The first scheduled service of the Concorde airplane occurred on January 21, 1976 from London to Bahrain and Paris to Rio. Although the vehicles were fashionable for a brief period of time, the overall public outcry against the aircraft resulted in many flights only securing 50 percent usage. By 1981, construction of the Concorde airplane was losing money. The consortium was forced to raise prices to accommodate, causing further declining sales.
The only crash of a Concorde airplane occurred on July 25, 2000, when Air France Flight 4590 went down in Gonesse, France, killing everyone on board. In total, 100 passengers and nine crew perished, along with four people on the ground. According to investigators, a titanium strip from a thrust reverser aboard another flight fell onto the runway before the Concorde took off. The left main tire was punctured and exploded, causing rubber to impact the fuel tank and an electrical cable. The fuel leak was ignited by the sparks. After the pilots shut down the engine, the landing gear could not be retracted, causing the airplane to roll left and lose control, ultimately hitting the Hotelissimo Hotel.

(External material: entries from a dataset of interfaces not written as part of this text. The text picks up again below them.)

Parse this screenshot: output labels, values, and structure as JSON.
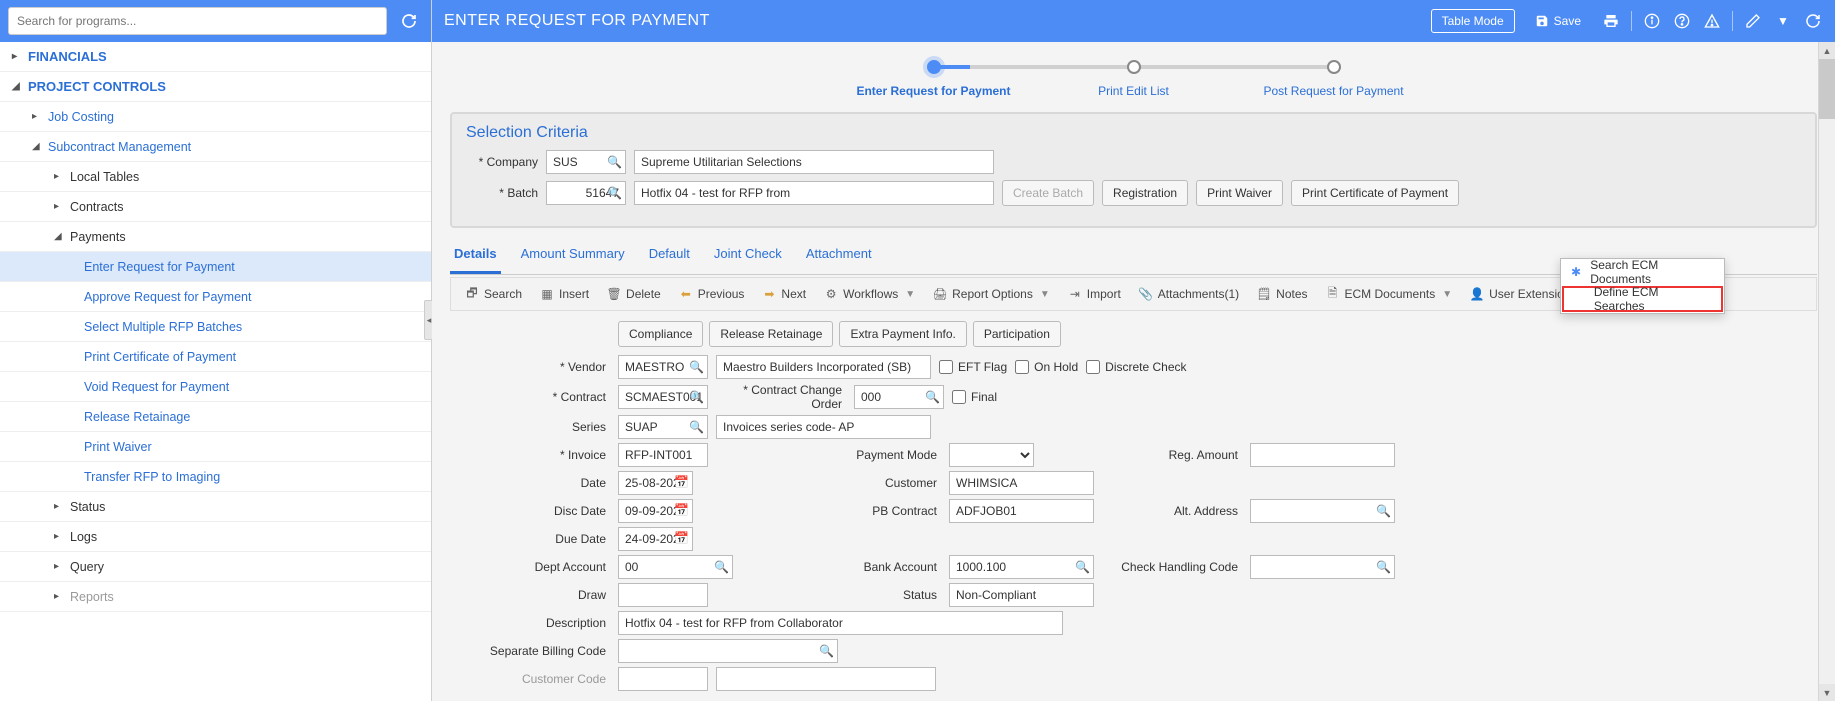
{
  "sidebar": {
    "search_placeholder": "Search for programs...",
    "items": [
      {
        "label": "FINANCIALS",
        "level": 1,
        "arrow": "▸"
      },
      {
        "label": "PROJECT CONTROLS",
        "level": 1,
        "arrow": "◢"
      },
      {
        "label": "Job Costing",
        "level": 2,
        "arrow": "▸"
      },
      {
        "label": "Subcontract Management",
        "level": 2,
        "arrow": "◢"
      },
      {
        "label": "Local Tables",
        "level": 3,
        "arrow": "▸"
      },
      {
        "label": "Contracts",
        "level": 3,
        "arrow": "▸"
      },
      {
        "label": "Payments",
        "level": 3,
        "arrow": "◢"
      },
      {
        "label": "Enter Request for Payment",
        "level": 5,
        "selected": true
      },
      {
        "label": "Approve Request for Payment",
        "level": 5
      },
      {
        "label": "Select Multiple RFP Batches",
        "level": 5
      },
      {
        "label": "Print Certificate of Payment",
        "level": 5
      },
      {
        "label": "Void Request for Payment",
        "level": 5
      },
      {
        "label": "Release Retainage",
        "level": 5
      },
      {
        "label": "Print Waiver",
        "level": 5
      },
      {
        "label": "Transfer RFP to Imaging",
        "level": 5
      },
      {
        "label": "Status",
        "level": 3,
        "arrow": "▸"
      },
      {
        "label": "Logs",
        "level": 3,
        "arrow": "▸"
      },
      {
        "label": "Query",
        "level": 3,
        "arrow": "▸"
      },
      {
        "label": "Reports",
        "level": 3,
        "arrow": "▸",
        "dim": true
      }
    ]
  },
  "titlebar": {
    "title": "ENTER REQUEST FOR PAYMENT",
    "table_mode": "Table Mode",
    "save": "Save"
  },
  "stepper": {
    "s1": "Enter Request for Payment",
    "s2": "Print Edit List",
    "s3": "Post Request for Payment"
  },
  "criteria": {
    "title": "Selection Criteria",
    "company_lbl": "Company",
    "company_val": "SUS",
    "company_desc": "Supreme Utilitarian Selections",
    "batch_lbl": "Batch",
    "batch_val": "51647",
    "batch_desc": "Hotfix 04 - test for RFP from",
    "create_batch": "Create Batch",
    "registration": "Registration",
    "print_waiver": "Print Waiver",
    "print_cert": "Print Certificate of Payment"
  },
  "tabs": {
    "t1": "Details",
    "t2": "Amount Summary",
    "t3": "Default",
    "t4": "Joint Check",
    "t5": "Attachment"
  },
  "toolbar": {
    "search": "Search",
    "insert": "Insert",
    "delete": "Delete",
    "previous": "Previous",
    "next": "Next",
    "workflows": "Workflows",
    "report_options": "Report Options",
    "import": "Import",
    "attachments": "Attachments(1)",
    "notes": "Notes",
    "ecm_documents": "ECM Documents",
    "user_extensions": "User Extensions"
  },
  "sub_buttons": {
    "compliance": "Compliance",
    "release_retainage": "Release Retainage",
    "extra_payment": "Extra Payment Info.",
    "participation": "Participation"
  },
  "details": {
    "vendor_lbl": "Vendor",
    "vendor_val": "MAESTRO",
    "vendor_desc": "Maestro Builders Incorporated (SB)",
    "eft_flag": "EFT Flag",
    "on_hold": "On Hold",
    "discrete": "Discrete Check",
    "contract_lbl": "Contract",
    "contract_val": "SCMAEST001",
    "cco_lbl": "Contract Change Order",
    "cco_val": "000",
    "final": "Final",
    "series_lbl": "Series",
    "series_val": "SUAP",
    "series_desc": "Invoices series code- AP",
    "invoice_lbl": "Invoice",
    "invoice_val": "RFP-INT001",
    "payment_mode_lbl": "Payment Mode",
    "reg_amount_lbl": "Reg. Amount",
    "date_lbl": "Date",
    "date_val": "25-08-2022",
    "customer_lbl": "Customer",
    "customer_val": "WHIMSICA",
    "disc_date_lbl": "Disc Date",
    "disc_date_val": "09-09-2022",
    "pb_contract_lbl": "PB Contract",
    "pb_contract_val": "ADFJOB01",
    "alt_addr_lbl": "Alt. Address",
    "due_date_lbl": "Due Date",
    "due_date_val": "24-09-2022",
    "dept_acct_lbl": "Dept Account",
    "dept_acct_val": "00",
    "bank_acct_lbl": "Bank Account",
    "bank_acct_val": "1000.100",
    "chk_handling_lbl": "Check Handling Code",
    "draw_lbl": "Draw",
    "status_lbl": "Status",
    "status_val": "Non-Compliant",
    "desc_lbl": "Description",
    "desc_val": "Hotfix 04 - test for RFP from Collaborator",
    "sbc_lbl": "Separate Billing Code",
    "cust_code_lbl": "Customer Code"
  },
  "ecm_menu": {
    "search": "Search ECM Documents",
    "define": "Define ECM Searches"
  }
}
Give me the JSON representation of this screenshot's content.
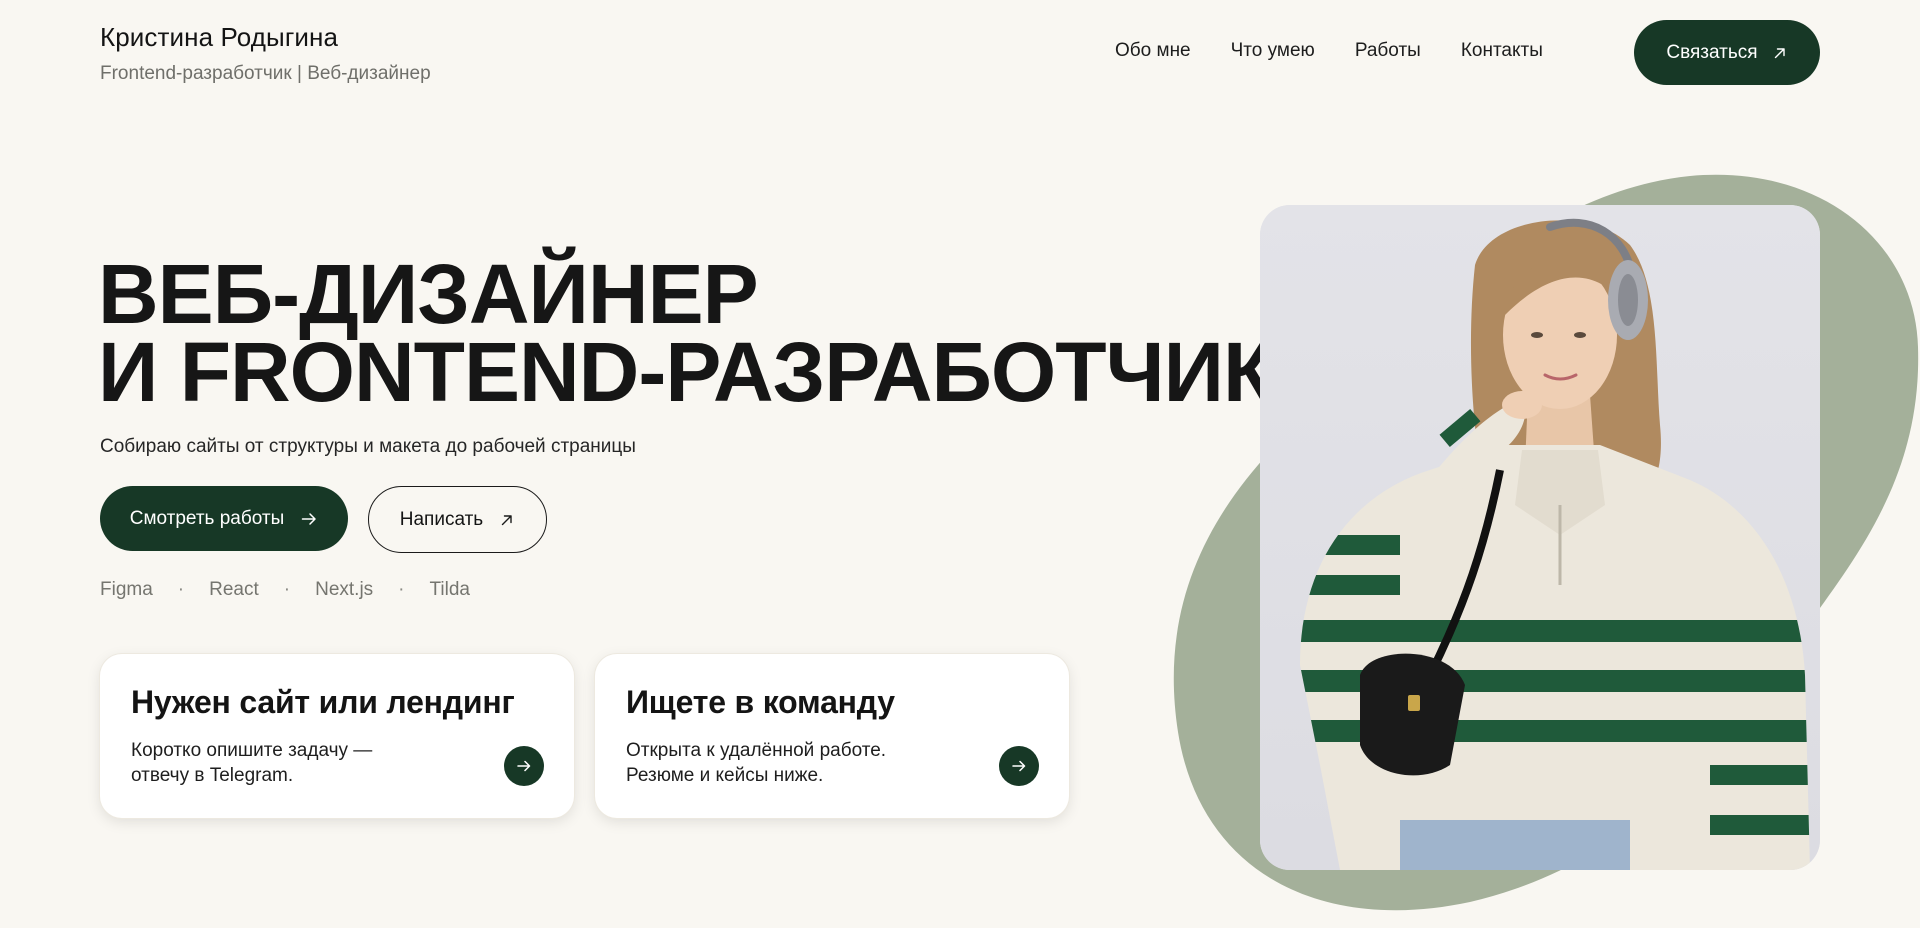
{
  "header": {
    "name": "Кристина Родыгина",
    "subtitle": "Frontend-разработчик | Веб-дизайнер",
    "nav": [
      "Обо мне",
      "Что умею",
      "Работы",
      "Контакты"
    ],
    "cta": "Связаться"
  },
  "hero": {
    "title_line1": "ВЕБ-ДИЗАЙНЕР",
    "title_line2": "И FRONTEND-РАЗРАБОТЧИК",
    "subtitle": "Собираю сайты от структуры и макета до рабочей страницы",
    "primary_button": "Смотреть работы",
    "secondary_button": "Написать",
    "tools": [
      "Figma",
      "React",
      "Next.js",
      "Tilda"
    ]
  },
  "cards": [
    {
      "title": "Нужен сайт или лендинг",
      "text_line1": "Коротко опишите задачу —",
      "text_line2": "отвечу в Telegram."
    },
    {
      "title": "Ищете в команду",
      "text_line1": "Открыта к удалённой работе.",
      "text_line2": "Резюме и кейсы ниже."
    }
  ],
  "colors": {
    "background": "#f9f7f2",
    "accent_dark_green": "#173826",
    "blob_sage": "#a4b09a",
    "muted_text": "#6f6f6a"
  },
  "icons": {
    "contact": "arrow-up-right-icon",
    "primary": "arrow-right-icon",
    "secondary": "arrow-up-right-icon",
    "card": "arrow-right-icon"
  }
}
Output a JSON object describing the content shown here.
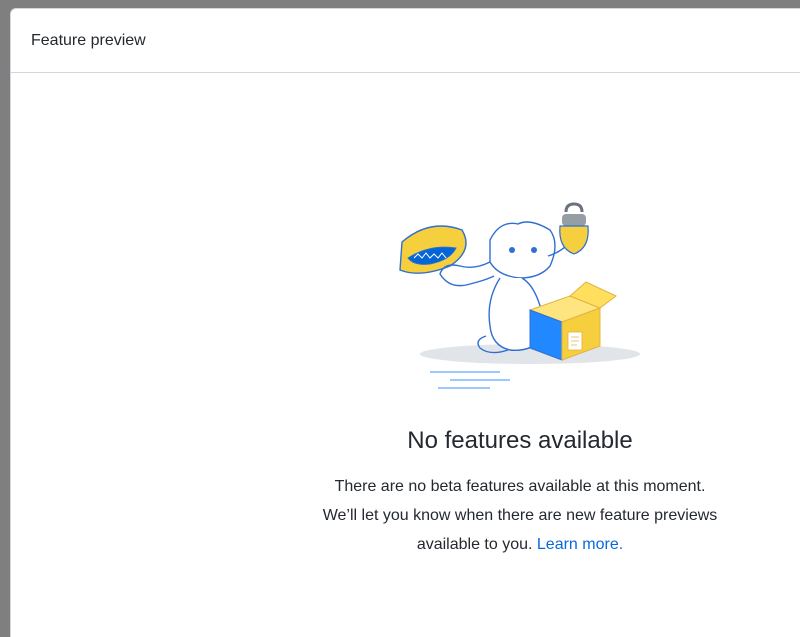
{
  "dialog": {
    "title": "Feature preview"
  },
  "blankslate": {
    "illustration": "octocat-unboxing-illustration",
    "heading": "No features available",
    "line1": "There are no beta features available at this moment.",
    "line2": "We’ll let you know when there are new feature previews",
    "line3_prefix": "available to you. ",
    "link_label": "Learn more."
  },
  "colors": {
    "link": "#0969da",
    "border": "#d0d7de",
    "text": "#24292f",
    "accent_yellow": "#f6cf3e",
    "accent_blue": "#0366d6"
  }
}
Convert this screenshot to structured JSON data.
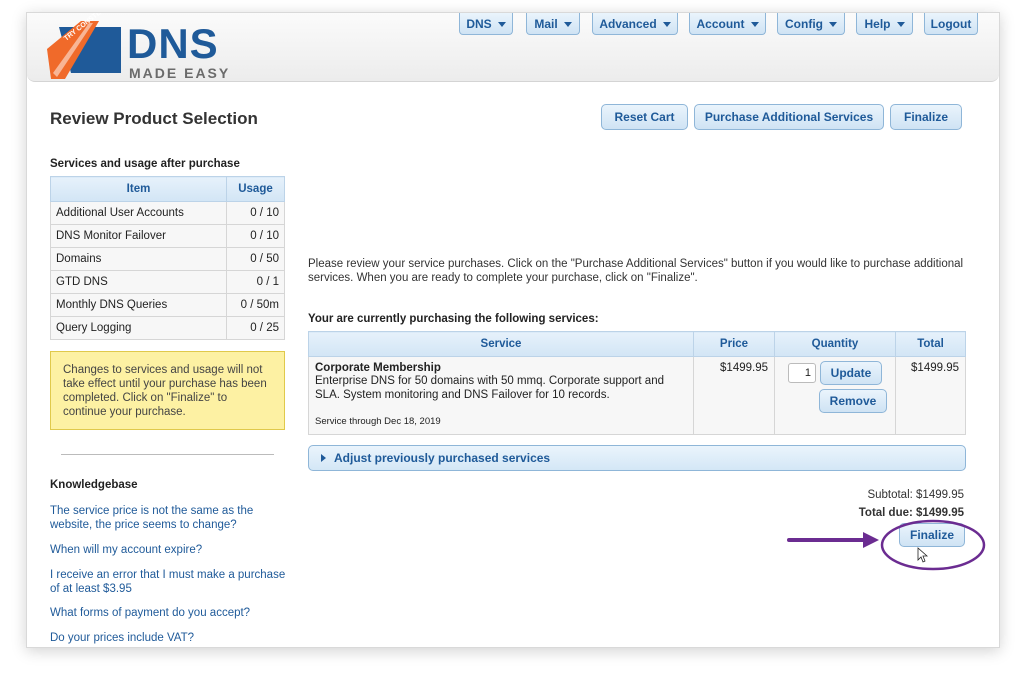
{
  "brand": {
    "name": "DNS",
    "sub": "MADE EASY",
    "tag": "TRY CONSTELLIX!"
  },
  "nav": [
    {
      "label": "DNS"
    },
    {
      "label": "Mail"
    },
    {
      "label": "Advanced"
    },
    {
      "label": "Account"
    },
    {
      "label": "Config"
    },
    {
      "label": "Help"
    },
    {
      "label": "Logout"
    }
  ],
  "page": {
    "title": "Review Product Selection"
  },
  "toolbar": {
    "reset": "Reset Cart",
    "purchase_more": "Purchase Additional Services",
    "finalize": "Finalize"
  },
  "sidebar": {
    "heading": "Services and usage after purchase",
    "col_item": "Item",
    "col_usage": "Usage",
    "rows": [
      {
        "item": "Additional User Accounts",
        "usage": "0 / 10"
      },
      {
        "item": "DNS Monitor Failover",
        "usage": "0 / 10"
      },
      {
        "item": "Domains",
        "usage": "0 / 50"
      },
      {
        "item": "GTD DNS",
        "usage": "0 / 1"
      },
      {
        "item": "Monthly DNS Queries",
        "usage": "0 / 50m"
      },
      {
        "item": "Query Logging",
        "usage": "0 / 25"
      }
    ],
    "notice": "Changes to services and usage will not take effect until your purchase has been completed. Click on \"Finalize\" to continue your purchase."
  },
  "knowledgebase": {
    "heading": "Knowledgebase",
    "links": [
      "The service price is not the same as the website, the price seems to change?",
      "When will my account expire?",
      "I receive an error that I must make a purchase of at least $3.95",
      "What forms of payment do you accept?",
      "Do your prices include VAT?"
    ]
  },
  "main": {
    "intro": "Please review your service purchases. Click on the \"Purchase Additional Services\" button if you would like to purchase additional services. When you are ready to complete your purchase, click on \"Finalize\".",
    "purchasing_heading": "Your are currently purchasing the following services:",
    "cols": {
      "service": "Service",
      "price": "Price",
      "quantity": "Quantity",
      "total": "Total"
    },
    "item": {
      "name": "Corporate Membership",
      "desc": "Enterprise DNS for 50 domains with 50 mmq. Corporate support and SLA. System monitoring and DNS Failover for 10 records.",
      "through": "Service through Dec 18, 2019",
      "price": "$1499.95",
      "quantity": "1",
      "total": "$1499.95",
      "update": "Update",
      "remove": "Remove"
    },
    "adjust": "Adjust previously purchased services",
    "subtotal": "Subtotal: $1499.95",
    "total_due": "Total due: $1499.95",
    "finalize": "Finalize"
  },
  "colors": {
    "accent": "#1f5a99",
    "highlight": "#6b2c91",
    "notice": "#fdf1a3"
  }
}
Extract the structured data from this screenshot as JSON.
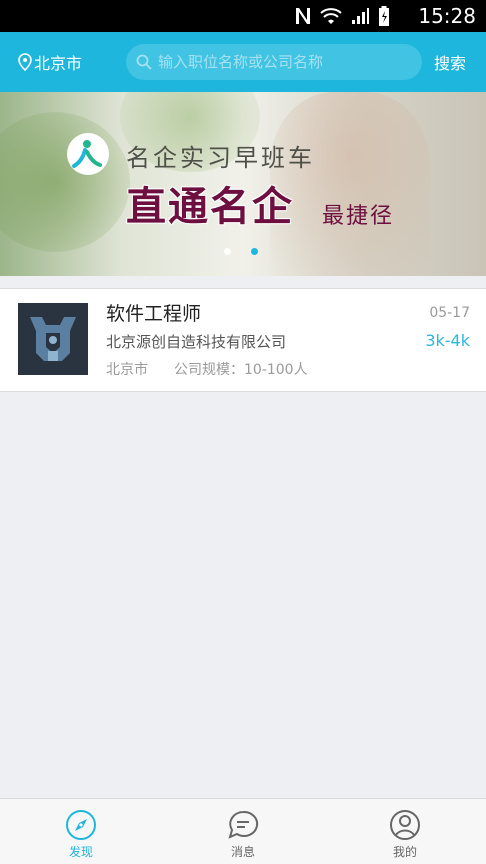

Due to the airplane crash, additional safety features were installed aboard the Concorde. However, the decision was made in 2003 to permanently ground the fleet. During its run, many attempts at speed records were made with the Concorde. The fastest flight of the aircraft occurred between Miami and London, lasting only 3 hours and 47 minutes at Mach 2.02 or 1,330 miles per hour (2,140 km/h) at 60,000 feet (18,300 m).
Above right: Concorde on its last flight. (Supplied by Arpingstone at Wikimedia Commons; Public Domain; http://upload.wikimedia.org/wikipedia/commons/0/06/Concorde_on_Bristol.jpg)